Creative Writing Resources
In the world of creative writing, there are many great authors, promoters, publishers, editors and others that provide valuable resources within the creative writing community. The following is a list of my "Hall of Fame". Contact me if you'd like to be included within this roll call!
Authors & Books
The Cover Collection
The following are a list of links to websites and articles that I've found to be useful. If you do find that a link is now dead, please report it to me. As always, use caution and discretion when visiting any sites and this is not a personal endorsement of the site on my part.
Great list of hash-tags to use on Twitter: http://www.aerogrammestudio.com/2013/03/12/100-twitter-hashtags-every-writer-should-know/
Nice list of quotes from authors: http://www.writersdigest.com/writing-quotes
I had always wondered what were the stylistic advantages and disadvantages of past and present tenses. To be honest, I had never really gave it that much consideration! A great article on Writer's Digest compares and contrasts past and present tense. http://www.writersdigest.com/online-editor/the-pros-and-cons-of-writing-a-novel-in-present-tense
Creative Writing Reference Materials
Characters & Viewpoint (Orson Scott Card)
Creating vivid characters for a story isn't something that just happens. Characterization is a key component of the infrastructure of a great story. Characters must be consistent, believable and relatable.
This book has been an invaluable resource for myself and this is a book that I will refer to often when I'm trying to dive into my character and to bring them to life.
How Fiction Works (James Wood)
This book is a fascinating study of the elements and techniques of writing the novel. The author uses examples of many classic works to illustrate and examine various aspects of creative writing. An enlightening read, this book is often a staple of any serious author's toolkit of reference materials.
New Novelist I have been personally using New Novelist for the past few months now. I knew that I needed a tool to organize, to outline and plan and as such, I started my research. I downloaded many different programs, each of which had their own advantages and disadvantages in addition to - of course - varying degrees of cost.
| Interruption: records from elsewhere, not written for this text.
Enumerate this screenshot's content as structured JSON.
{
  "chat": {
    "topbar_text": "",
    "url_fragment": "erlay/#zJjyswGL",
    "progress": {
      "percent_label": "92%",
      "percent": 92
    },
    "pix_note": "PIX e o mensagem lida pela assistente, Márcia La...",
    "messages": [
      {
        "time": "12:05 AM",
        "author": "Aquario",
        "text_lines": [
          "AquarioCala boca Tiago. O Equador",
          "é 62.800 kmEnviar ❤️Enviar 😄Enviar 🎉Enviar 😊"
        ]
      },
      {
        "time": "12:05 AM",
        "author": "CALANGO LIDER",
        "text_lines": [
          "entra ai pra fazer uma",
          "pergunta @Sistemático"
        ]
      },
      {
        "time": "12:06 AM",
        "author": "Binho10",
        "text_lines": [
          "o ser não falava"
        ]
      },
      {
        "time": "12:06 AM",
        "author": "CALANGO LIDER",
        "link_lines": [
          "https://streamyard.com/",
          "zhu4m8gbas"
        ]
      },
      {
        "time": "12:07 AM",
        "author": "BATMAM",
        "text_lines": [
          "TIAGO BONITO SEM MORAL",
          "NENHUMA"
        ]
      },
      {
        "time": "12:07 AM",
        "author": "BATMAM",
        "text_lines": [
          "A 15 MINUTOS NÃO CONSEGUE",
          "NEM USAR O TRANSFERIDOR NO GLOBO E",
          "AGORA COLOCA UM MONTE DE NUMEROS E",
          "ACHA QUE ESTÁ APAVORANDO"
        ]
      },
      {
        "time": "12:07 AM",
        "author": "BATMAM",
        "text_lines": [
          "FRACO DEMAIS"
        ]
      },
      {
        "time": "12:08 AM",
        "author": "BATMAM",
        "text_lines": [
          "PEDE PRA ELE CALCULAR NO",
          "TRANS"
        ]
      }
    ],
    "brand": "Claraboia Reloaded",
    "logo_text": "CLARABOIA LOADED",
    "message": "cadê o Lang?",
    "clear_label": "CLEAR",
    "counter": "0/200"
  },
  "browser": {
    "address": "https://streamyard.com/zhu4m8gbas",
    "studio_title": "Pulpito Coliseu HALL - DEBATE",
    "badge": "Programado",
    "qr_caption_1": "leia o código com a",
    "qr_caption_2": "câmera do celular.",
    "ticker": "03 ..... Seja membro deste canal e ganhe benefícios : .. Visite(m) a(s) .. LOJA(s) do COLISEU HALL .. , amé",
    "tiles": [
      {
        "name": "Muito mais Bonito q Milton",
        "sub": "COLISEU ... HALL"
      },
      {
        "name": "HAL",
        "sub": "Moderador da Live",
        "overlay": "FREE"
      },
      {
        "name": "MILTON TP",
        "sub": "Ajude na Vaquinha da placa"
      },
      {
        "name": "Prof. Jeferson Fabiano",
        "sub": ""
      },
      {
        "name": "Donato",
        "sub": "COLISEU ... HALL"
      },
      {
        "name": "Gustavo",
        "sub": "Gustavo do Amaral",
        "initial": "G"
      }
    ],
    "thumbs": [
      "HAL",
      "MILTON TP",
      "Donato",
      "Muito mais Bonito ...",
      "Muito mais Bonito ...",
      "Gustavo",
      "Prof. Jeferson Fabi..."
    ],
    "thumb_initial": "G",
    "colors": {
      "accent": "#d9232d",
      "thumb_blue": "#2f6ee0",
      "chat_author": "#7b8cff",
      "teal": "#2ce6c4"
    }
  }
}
From my research, it does seem to me that the piece of software that is useful to an author is as personal as anything else. What might be a "must have" for me might be a "I have no use for that" for you. After reviewing each of the applications, for me, New Novelist was the best fit and didn't require a huge investment.
yWriter5 - yWriter5 from Spacejock.com is something new that I've come across and it merits attention and review as well. The primary advantage of Spacejock is that it is free to download and use. The author does accept payment to register the software, but it's minimal. Speaking as someone in the software development industry, I would have no problems with paying to register yWriter5 should I decide to use it. I personally know the hundreds if not thousands of hours that development takes and it just seems more than fair to me.